## Goal of the exercise
Find and return every line of the data that contains the word "heading".

## Information shown
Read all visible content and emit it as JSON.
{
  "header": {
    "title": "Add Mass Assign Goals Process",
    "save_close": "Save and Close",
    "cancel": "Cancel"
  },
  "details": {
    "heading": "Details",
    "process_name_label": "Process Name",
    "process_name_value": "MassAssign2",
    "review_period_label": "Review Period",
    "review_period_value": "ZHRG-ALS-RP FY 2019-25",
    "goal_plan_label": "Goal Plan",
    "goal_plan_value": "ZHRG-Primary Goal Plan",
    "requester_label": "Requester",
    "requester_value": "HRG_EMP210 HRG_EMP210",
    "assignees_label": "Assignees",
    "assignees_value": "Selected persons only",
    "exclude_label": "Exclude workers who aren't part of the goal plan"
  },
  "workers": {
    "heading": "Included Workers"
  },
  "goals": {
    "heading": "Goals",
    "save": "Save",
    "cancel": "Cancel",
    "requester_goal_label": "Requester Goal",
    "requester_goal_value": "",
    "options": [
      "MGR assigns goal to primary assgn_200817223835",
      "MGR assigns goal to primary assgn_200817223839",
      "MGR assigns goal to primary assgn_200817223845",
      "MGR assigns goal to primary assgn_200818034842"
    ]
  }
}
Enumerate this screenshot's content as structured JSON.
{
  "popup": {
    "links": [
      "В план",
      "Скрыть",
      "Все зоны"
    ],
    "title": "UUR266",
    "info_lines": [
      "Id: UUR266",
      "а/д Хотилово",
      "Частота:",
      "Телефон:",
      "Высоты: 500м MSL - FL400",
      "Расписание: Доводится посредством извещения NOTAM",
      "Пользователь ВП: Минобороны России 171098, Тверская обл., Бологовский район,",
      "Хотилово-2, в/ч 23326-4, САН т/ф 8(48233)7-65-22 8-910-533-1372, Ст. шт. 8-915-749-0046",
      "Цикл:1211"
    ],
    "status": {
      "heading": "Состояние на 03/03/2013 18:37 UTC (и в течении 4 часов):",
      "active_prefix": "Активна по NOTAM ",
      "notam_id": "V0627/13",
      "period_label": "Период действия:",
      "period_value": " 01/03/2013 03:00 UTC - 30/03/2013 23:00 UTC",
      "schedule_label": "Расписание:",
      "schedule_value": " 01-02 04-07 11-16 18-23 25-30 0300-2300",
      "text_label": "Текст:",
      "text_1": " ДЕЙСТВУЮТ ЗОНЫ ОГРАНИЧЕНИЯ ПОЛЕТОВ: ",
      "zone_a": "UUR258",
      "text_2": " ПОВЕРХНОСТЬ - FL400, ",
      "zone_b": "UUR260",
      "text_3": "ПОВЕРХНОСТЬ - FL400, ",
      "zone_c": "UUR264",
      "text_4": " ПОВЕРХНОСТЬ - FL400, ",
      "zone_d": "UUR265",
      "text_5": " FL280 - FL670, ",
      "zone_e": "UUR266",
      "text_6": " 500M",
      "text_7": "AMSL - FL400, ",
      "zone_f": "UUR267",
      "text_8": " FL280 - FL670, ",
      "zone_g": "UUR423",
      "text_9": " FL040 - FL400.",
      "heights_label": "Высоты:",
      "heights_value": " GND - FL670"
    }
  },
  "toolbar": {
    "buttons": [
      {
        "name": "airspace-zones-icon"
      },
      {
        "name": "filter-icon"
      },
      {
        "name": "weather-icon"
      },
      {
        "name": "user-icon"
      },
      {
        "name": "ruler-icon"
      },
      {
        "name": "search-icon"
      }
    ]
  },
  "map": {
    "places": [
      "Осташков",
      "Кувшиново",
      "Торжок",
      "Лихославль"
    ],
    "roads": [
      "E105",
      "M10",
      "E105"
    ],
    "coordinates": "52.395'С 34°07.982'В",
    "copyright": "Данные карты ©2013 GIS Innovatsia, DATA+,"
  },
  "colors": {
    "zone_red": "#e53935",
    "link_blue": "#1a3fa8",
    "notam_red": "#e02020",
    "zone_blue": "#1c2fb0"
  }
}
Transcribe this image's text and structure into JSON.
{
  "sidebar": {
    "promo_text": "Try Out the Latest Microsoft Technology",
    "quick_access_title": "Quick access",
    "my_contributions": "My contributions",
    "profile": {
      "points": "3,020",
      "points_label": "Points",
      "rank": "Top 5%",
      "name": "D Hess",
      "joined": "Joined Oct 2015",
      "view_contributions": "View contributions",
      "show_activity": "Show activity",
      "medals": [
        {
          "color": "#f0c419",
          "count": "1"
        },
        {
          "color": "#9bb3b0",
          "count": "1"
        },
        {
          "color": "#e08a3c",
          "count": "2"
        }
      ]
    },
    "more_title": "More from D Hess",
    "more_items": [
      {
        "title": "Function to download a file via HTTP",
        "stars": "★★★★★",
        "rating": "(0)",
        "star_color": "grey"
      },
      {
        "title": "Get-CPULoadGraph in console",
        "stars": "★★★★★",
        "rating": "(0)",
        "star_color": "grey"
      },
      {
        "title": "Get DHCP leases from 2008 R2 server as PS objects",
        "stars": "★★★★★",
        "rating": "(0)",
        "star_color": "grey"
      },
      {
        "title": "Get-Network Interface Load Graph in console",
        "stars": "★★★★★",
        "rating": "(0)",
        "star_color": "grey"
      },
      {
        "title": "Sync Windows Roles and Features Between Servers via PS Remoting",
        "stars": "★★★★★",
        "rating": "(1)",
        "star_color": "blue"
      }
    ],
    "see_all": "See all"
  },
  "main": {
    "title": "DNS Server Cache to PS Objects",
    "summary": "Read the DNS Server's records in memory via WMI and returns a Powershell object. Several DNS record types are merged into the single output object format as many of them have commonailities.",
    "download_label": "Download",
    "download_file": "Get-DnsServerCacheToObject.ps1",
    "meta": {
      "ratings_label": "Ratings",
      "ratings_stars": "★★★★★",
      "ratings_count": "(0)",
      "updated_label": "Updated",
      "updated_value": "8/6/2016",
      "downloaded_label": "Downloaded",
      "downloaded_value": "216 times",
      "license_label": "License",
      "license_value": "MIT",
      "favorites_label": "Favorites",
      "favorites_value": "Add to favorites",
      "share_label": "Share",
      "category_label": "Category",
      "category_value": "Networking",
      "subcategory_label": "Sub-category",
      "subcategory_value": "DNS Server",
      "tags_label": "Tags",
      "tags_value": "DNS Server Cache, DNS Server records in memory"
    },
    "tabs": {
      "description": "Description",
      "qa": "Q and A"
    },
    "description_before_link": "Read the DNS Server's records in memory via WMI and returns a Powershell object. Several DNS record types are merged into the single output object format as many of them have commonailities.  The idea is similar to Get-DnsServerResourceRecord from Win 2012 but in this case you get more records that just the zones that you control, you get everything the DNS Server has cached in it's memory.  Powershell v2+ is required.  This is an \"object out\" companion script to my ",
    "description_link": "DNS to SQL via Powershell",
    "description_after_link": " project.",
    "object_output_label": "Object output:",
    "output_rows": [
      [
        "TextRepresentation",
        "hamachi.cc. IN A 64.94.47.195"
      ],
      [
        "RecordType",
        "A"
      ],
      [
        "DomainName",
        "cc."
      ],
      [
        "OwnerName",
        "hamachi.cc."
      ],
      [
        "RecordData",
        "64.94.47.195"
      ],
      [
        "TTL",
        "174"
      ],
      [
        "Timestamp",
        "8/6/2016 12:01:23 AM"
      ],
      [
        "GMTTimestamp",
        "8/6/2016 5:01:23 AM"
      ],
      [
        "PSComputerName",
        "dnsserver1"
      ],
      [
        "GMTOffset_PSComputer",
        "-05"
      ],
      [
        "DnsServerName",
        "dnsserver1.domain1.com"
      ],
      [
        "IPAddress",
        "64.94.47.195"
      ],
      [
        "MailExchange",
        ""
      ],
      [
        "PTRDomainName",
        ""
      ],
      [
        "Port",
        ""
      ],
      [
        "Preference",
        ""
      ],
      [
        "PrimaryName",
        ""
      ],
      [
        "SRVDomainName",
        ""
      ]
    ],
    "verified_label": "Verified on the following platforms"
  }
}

## Answer for the task
    "heading": "Details",
    "heading": "Included Workers"
    "heading": "Goals",
      "heading": "Состояние на 03/03/2013 18:37 UTC (и в течении 4 часов):",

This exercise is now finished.